Start of Block

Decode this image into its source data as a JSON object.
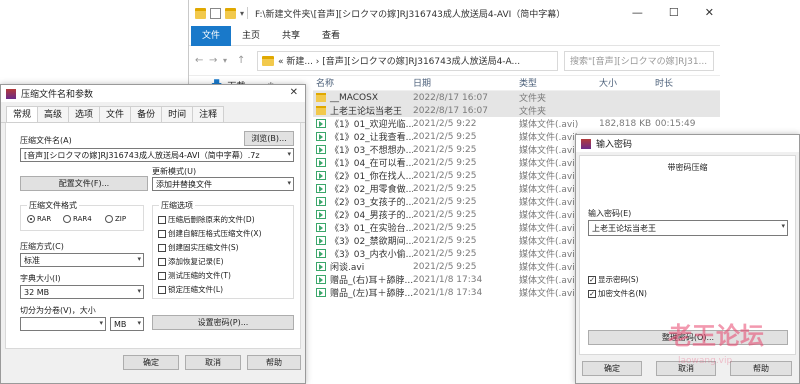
{
  "explorer": {
    "title": "F:\\新建文件夹\\[音声][シロクマの嫁]RJ316743成人放送局4-AVI（简中字幕）",
    "window_buttons": [
      "—",
      "☐",
      "✕"
    ],
    "ribbon_tabs": [
      "文件",
      "主页",
      "共享",
      "查看"
    ],
    "address": "« 新建... › [音声][シロクマの嫁]RJ316743成人放送局4-A...",
    "search_placeholder": "搜索\"[音声][シロクマの嫁]RJ31...",
    "nav_item": "下载",
    "columns": {
      "name": "名称",
      "date": "日期",
      "type": "类型",
      "size": "大小",
      "length": "时长"
    },
    "files": [
      {
        "name": "__MACOSX",
        "date": "2022/8/17 16:07",
        "type": "文件夹",
        "size": "",
        "length": "",
        "icon": "folder",
        "selected": true
      },
      {
        "name": "上老王论坛当老王",
        "date": "2022/8/17 16:07",
        "type": "文件夹",
        "size": "",
        "length": "",
        "icon": "folder",
        "selected": true
      },
      {
        "name": "《1》01_欢迎光临...",
        "date": "2021/2/5 9:22",
        "type": "媒体文件(.avi)",
        "size": "182,818 KB",
        "length": "00:15:49",
        "icon": "media"
      },
      {
        "name": "《1》02_让我查看...",
        "date": "2021/2/5 9:25",
        "type": "媒体文件(.avi)",
        "size": "",
        "length": "",
        "icon": "media"
      },
      {
        "name": "《1》03_不想想办...",
        "date": "2021/2/5 9:25",
        "type": "媒体文件(.avi)",
        "size": "",
        "length": "",
        "icon": "media"
      },
      {
        "name": "《1》04_在可以看...",
        "date": "2021/2/5 9:25",
        "type": "媒体文件(.avi)",
        "size": "",
        "length": "",
        "icon": "media"
      },
      {
        "name": "《2》01_你在找人...",
        "date": "2021/2/5 9:25",
        "type": "媒体文件(.avi)",
        "size": "",
        "length": "",
        "icon": "media"
      },
      {
        "name": "《2》02_用零食做...",
        "date": "2021/2/5 9:25",
        "type": "媒体文件(.avi)",
        "size": "",
        "length": "",
        "icon": "media"
      },
      {
        "name": "《2》03_女孩子的...",
        "date": "2021/2/5 9:25",
        "type": "媒体文件(.avi)",
        "size": "",
        "length": "",
        "icon": "media"
      },
      {
        "name": "《2》04_男孩子的...",
        "date": "2021/2/5 9:25",
        "type": "媒体文件(.avi)",
        "size": "",
        "length": "",
        "icon": "media"
      },
      {
        "name": "《3》01_在实验台...",
        "date": "2021/2/5 9:25",
        "type": "媒体文件(.avi)",
        "size": "",
        "length": "",
        "icon": "media"
      },
      {
        "name": "《3》02_禁欲期间...",
        "date": "2021/2/5 9:25",
        "type": "媒体文件(.avi)",
        "size": "",
        "length": "",
        "icon": "media"
      },
      {
        "name": "《3》03_内衣小偷...",
        "date": "2021/2/5 9:25",
        "type": "媒体文件(.avi)",
        "size": "",
        "length": "",
        "icon": "media"
      },
      {
        "name": "闲谈.avi",
        "date": "2021/2/5 9:25",
        "type": "媒体文件(.avi)",
        "size": "",
        "length": "",
        "icon": "media"
      },
      {
        "name": "赠品_(右)耳＋舔脖...",
        "date": "2021/1/8 17:34",
        "type": "媒体文件(.avi)",
        "size": "",
        "length": "",
        "icon": "media"
      },
      {
        "name": "赠品_(左)耳＋舔脖...",
        "date": "2021/1/8 17:34",
        "type": "媒体文件(.avi)",
        "size": "",
        "length": "",
        "icon": "media"
      }
    ]
  },
  "zip_dialog": {
    "title": "压缩文件名和参数",
    "tabs": [
      "常规",
      "高级",
      "选项",
      "文件",
      "备份",
      "时间",
      "注释"
    ],
    "archive_name_label": "压缩文件名(A)",
    "browse_button": "浏览(B)...",
    "archive_name_value": "[音声][シロクマの嫁]RJ316743成人放送局4-AVI（简中字幕）.7z",
    "profile_button": "配置文件(F)...",
    "update_mode_label": "更新模式(U)",
    "update_mode_value": "添加并替换文件",
    "format_group": "压缩文件格式",
    "formats": [
      "RAR",
      "RAR4",
      "ZIP"
    ],
    "selected_format": "RAR",
    "options_group": "压缩选项",
    "options": [
      {
        "label": "压缩后删除原来的文件(D)",
        "checked": false
      },
      {
        "label": "创建自解压格式压缩文件(X)",
        "checked": false
      },
      {
        "label": "创建固实压缩文件(S)",
        "checked": false
      },
      {
        "label": "添加恢复记录(E)",
        "checked": false
      },
      {
        "label": "测试压缩的文件(T)",
        "checked": false
      },
      {
        "label": "锁定压缩文件(L)",
        "checked": false
      }
    ],
    "method_label": "压缩方式(C)",
    "method_value": "标准",
    "dict_label": "字典大小(I)",
    "dict_value": "32 MB",
    "split_label": "切分为分卷(V)，大小",
    "split_value": "",
    "split_unit": "MB",
    "set_password_button": "设置密码(P)...",
    "ok": "确定",
    "cancel": "取消",
    "help": "帮助"
  },
  "pwd_dialog": {
    "title": "输入密码",
    "heading": "带密码压缩",
    "enter_label": "输入密码(E)",
    "password_value": "上老王论坛当老王",
    "show_password": "显示密码(S)",
    "show_password_checked": true,
    "encrypt_names": "加密文件名(N)",
    "encrypt_names_checked": true,
    "organize_button": "整理密码(O)...",
    "ok": "确定",
    "cancel": "取消",
    "help": "帮助"
  },
  "watermark": {
    "text": "老王论坛",
    "url": "laowang.vip"
  }
}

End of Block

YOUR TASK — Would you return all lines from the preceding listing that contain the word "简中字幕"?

YOUR RESPONSE —
    "title": "F:\\新建文件夹\\[音声][シロクマの嫁]RJ316743成人放送局4-AVI（简中字幕）",
    "archive_name_value": "[音声][シロクマの嫁]RJ316743成人放送局4-AVI（简中字幕）.7z",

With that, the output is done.